**Exercise**
Scan the following material for the string "author" and copy each line in which it appears.

**Data for review**
------------
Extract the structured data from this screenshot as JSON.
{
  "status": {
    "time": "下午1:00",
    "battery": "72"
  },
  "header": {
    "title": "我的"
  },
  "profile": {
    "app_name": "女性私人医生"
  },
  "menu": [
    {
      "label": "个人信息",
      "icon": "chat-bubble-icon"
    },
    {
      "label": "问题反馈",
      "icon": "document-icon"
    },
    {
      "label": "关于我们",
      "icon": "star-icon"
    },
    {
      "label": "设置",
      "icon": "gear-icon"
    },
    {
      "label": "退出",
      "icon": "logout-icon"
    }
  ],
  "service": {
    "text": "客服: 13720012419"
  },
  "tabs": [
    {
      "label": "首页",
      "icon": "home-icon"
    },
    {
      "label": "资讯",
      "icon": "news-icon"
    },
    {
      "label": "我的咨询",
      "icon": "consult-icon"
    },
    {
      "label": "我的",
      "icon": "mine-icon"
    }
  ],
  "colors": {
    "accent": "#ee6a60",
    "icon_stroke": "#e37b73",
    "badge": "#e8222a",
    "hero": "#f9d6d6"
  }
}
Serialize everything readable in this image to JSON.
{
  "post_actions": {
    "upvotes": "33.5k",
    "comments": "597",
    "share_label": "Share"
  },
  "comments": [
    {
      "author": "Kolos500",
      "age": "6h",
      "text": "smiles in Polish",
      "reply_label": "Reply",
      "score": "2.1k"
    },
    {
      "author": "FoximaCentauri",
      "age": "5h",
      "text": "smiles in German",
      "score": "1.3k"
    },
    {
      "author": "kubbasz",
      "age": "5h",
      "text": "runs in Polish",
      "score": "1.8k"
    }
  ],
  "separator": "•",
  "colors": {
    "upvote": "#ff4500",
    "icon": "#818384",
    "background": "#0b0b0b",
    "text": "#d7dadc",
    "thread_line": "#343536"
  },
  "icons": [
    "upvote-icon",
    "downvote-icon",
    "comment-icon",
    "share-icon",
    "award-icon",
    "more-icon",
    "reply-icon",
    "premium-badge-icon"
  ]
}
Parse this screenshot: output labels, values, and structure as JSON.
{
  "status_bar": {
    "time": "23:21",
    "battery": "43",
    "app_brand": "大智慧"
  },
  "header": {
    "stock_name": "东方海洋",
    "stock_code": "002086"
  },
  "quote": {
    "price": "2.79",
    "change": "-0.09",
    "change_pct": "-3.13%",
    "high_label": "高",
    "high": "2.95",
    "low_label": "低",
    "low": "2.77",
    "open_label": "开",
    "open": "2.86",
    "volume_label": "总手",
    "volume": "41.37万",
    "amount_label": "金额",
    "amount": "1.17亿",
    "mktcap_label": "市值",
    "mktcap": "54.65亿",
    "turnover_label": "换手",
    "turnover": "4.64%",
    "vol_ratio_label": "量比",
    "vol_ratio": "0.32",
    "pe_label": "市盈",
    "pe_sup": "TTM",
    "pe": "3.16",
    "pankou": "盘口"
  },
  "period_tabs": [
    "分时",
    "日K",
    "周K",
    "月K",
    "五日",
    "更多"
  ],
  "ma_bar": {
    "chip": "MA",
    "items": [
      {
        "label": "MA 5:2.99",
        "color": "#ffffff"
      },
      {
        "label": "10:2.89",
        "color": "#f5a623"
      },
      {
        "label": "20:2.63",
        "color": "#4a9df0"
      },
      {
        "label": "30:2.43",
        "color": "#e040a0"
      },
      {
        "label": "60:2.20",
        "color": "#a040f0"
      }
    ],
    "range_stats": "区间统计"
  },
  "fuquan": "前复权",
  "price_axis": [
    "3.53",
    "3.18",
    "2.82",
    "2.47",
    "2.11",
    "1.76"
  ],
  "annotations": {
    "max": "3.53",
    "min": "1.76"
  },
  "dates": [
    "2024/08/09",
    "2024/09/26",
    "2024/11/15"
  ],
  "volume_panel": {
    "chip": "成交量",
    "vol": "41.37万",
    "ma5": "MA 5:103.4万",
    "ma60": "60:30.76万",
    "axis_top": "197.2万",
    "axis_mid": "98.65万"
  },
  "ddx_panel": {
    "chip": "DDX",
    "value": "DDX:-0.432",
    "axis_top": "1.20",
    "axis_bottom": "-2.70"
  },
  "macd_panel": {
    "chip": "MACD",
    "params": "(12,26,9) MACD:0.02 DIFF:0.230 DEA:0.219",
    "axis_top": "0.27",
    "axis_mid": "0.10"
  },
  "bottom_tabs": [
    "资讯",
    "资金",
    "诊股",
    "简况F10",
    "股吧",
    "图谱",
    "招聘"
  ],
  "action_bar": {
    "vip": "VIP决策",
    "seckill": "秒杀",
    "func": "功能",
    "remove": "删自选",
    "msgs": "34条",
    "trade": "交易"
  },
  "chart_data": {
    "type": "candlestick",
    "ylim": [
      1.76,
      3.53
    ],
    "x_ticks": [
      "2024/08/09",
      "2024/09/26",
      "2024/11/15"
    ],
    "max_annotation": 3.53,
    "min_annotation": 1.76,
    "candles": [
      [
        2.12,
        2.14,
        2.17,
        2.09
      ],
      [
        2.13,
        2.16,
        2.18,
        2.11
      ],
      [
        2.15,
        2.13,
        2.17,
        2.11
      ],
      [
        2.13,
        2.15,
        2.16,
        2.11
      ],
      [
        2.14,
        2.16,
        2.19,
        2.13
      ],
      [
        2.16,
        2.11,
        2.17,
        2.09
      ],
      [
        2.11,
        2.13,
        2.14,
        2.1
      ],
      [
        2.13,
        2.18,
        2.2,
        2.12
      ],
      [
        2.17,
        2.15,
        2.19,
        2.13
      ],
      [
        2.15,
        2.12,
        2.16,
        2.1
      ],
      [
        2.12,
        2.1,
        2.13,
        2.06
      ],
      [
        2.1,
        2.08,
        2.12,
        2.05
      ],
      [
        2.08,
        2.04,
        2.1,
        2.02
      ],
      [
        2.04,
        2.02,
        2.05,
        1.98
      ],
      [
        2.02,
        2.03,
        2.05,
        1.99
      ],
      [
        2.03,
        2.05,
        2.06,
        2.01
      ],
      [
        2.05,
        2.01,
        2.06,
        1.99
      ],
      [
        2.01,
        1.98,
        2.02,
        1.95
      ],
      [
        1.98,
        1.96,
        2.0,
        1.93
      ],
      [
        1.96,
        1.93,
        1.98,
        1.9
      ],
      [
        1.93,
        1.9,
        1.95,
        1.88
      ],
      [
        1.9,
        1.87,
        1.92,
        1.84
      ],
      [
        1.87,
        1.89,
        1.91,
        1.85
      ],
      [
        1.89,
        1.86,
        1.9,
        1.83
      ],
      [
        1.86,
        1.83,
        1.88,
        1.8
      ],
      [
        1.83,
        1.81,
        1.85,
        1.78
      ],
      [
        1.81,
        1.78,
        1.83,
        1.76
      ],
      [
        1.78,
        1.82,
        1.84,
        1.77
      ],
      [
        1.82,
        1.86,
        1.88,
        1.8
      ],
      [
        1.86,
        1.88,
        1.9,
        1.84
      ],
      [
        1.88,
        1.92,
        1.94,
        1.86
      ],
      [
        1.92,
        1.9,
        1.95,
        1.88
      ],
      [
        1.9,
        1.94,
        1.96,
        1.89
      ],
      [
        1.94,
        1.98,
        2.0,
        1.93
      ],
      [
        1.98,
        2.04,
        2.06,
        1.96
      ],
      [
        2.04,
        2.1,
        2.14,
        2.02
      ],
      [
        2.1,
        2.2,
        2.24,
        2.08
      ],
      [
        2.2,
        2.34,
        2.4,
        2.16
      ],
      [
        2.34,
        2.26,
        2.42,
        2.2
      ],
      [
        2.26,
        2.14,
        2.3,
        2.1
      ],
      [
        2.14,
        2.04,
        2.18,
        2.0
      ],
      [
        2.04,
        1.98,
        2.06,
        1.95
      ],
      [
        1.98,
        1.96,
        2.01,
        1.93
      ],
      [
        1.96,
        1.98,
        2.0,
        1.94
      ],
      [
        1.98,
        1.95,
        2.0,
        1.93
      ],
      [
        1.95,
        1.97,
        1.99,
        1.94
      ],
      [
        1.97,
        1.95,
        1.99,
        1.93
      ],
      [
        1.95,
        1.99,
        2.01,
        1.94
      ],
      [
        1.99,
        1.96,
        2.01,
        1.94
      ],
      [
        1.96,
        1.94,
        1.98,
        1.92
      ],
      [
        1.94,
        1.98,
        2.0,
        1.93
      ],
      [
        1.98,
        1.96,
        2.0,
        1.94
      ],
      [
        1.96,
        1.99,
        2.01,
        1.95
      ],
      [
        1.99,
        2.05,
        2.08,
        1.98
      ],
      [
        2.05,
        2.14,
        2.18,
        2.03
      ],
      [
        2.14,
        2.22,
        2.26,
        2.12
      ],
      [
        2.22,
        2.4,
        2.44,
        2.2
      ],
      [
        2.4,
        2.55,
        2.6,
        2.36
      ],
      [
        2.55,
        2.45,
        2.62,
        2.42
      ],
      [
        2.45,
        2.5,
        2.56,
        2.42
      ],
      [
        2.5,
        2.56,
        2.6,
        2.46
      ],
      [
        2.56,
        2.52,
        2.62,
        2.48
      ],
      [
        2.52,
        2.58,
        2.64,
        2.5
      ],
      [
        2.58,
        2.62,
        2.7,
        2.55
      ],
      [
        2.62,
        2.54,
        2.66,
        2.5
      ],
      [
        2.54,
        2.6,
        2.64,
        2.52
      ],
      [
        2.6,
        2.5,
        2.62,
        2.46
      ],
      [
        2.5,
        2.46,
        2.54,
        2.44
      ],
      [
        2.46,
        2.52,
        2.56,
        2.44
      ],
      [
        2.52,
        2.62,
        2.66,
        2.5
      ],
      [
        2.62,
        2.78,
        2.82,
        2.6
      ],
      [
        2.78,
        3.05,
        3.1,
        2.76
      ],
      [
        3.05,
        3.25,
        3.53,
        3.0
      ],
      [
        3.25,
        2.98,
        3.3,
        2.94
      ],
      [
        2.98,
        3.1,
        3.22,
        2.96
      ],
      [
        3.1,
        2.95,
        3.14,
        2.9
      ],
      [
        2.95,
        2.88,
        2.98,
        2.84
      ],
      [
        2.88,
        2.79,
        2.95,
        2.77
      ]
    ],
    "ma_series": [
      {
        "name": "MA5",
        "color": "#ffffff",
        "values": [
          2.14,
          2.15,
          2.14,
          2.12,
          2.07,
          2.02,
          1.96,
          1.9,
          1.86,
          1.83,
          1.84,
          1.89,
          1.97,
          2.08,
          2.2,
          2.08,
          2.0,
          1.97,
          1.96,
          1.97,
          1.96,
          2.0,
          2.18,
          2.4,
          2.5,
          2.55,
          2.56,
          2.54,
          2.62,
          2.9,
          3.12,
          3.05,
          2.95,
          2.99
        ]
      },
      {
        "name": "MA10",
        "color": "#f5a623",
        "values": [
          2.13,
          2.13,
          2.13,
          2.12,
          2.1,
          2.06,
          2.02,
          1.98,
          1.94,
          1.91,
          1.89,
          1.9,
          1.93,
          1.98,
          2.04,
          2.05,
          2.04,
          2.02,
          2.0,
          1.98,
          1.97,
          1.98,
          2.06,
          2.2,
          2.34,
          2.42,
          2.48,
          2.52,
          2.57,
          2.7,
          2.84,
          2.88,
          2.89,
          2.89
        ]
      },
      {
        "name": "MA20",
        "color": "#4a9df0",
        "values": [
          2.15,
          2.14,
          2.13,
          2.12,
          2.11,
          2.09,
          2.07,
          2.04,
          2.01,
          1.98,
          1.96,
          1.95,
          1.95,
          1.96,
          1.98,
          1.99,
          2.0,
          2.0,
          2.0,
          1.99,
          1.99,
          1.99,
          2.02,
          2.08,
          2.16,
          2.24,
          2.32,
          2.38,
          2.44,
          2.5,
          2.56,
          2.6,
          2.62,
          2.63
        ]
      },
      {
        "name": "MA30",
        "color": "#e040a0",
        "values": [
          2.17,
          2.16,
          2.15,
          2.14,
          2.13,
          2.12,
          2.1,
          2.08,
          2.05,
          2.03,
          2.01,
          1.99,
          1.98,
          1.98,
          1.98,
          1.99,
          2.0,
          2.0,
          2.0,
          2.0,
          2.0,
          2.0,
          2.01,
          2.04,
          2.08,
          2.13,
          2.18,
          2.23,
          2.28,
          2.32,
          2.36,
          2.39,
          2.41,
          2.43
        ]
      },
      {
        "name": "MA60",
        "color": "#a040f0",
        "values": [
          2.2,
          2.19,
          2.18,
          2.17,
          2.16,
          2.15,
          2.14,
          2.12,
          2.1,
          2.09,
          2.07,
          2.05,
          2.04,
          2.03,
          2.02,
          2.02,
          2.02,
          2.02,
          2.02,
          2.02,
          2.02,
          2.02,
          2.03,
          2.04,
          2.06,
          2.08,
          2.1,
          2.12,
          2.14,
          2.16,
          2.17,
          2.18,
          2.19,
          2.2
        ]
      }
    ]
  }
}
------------
**Result of the exercise**
      "author": "Kolos500",
      "author": "FoximaCentauri",
      "author": "kubbasz",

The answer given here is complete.